Engaging students during the pandemic was a key challenge for AHC’s multi-pronged educational program, which supports youth living in affordable apartment communities from kindergarten through high school.
When the pandemic prevented in-person learning opportunities, AHC’s Resident Services staff pivoted to online programming to keep students connected. Helping early readers stay on track was a particular challenge since many had little experience working online and often irregular access to devices.
As the year evolved, volunteers played a valuable role in providing different kinds of literacy-building opportunities for students. One such initiative was a weekly book club created by Anna Niepold, a senior at Stone Ridge School of the Sacred Heart in Bethesda, MD. The book club met weekly over Zoom, serving kindergarten through second graders in AHC’s Afterschool Program at Virginia Gardens apartments in Arlington, VA.
Typical meetings included fun icebreaker games followed by either Anna’s team members or the students reading books out loud before reflecting on them through art, discussion, or other activities. The group read a variety of different books based on students’ feedback as well as on reading levels. Some of the favorite books include The Good Egg by Jory John and The Day the Crayons Quit by Drew Dewalt.
“Anna was a great help to staff and students during an unprecedented time,” said Melissa Mulé, AHC Resident Services Manager. “Her willingness to assist virtually and arrive to sessions with a smiling face made a difference in the lives of our students. Reading aloud to the class was a great way to promote literacy and keep them engaged.”
Anna initiated the volunteer project as part of the Girl Scout Gold Award program. The Gold Award involves working on a project the girl cares about and requires 80 hours of commitment. Anna’s long-time love of reading and appreciation for the value of reading comprehension skills spurred the creation and format of the Book Club.
“Our team really enjoyed the experience of creating a fun learning environment,” said Anna. “The kids were all incredible, and as time went on, they really began to open up and display their amazing progress in their reading confidence and comprehension. I hope aspects of the program can continue throughout AHC’s Afterschool program, and hopefully we made a difference sharing the joy reading can bring.”

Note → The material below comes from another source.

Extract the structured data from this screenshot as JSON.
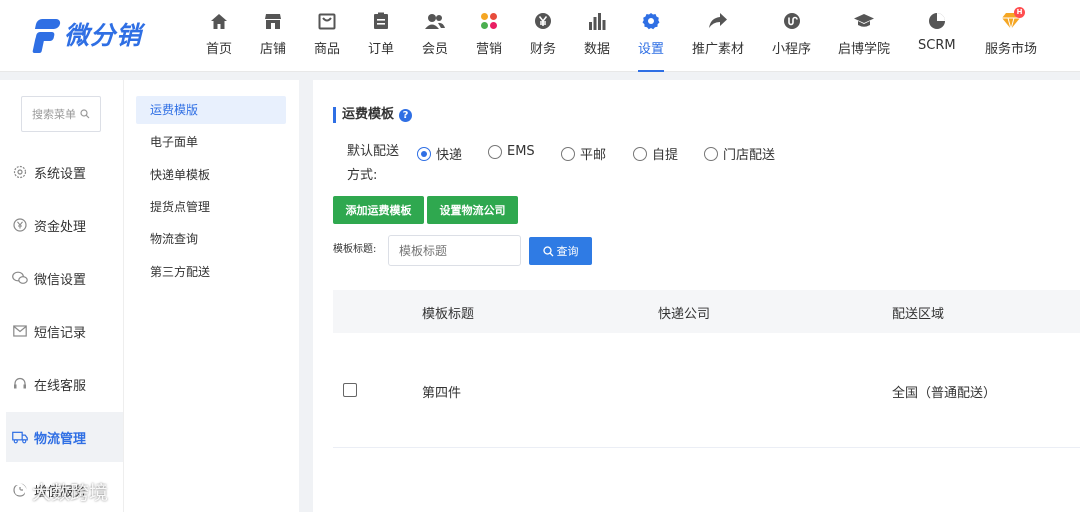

AHC is grateful for the many volunteers and community partners who help make our education programs possible. For more information on volunteering, please visit https://www.ahcinc.org/get-involved/volunteers/.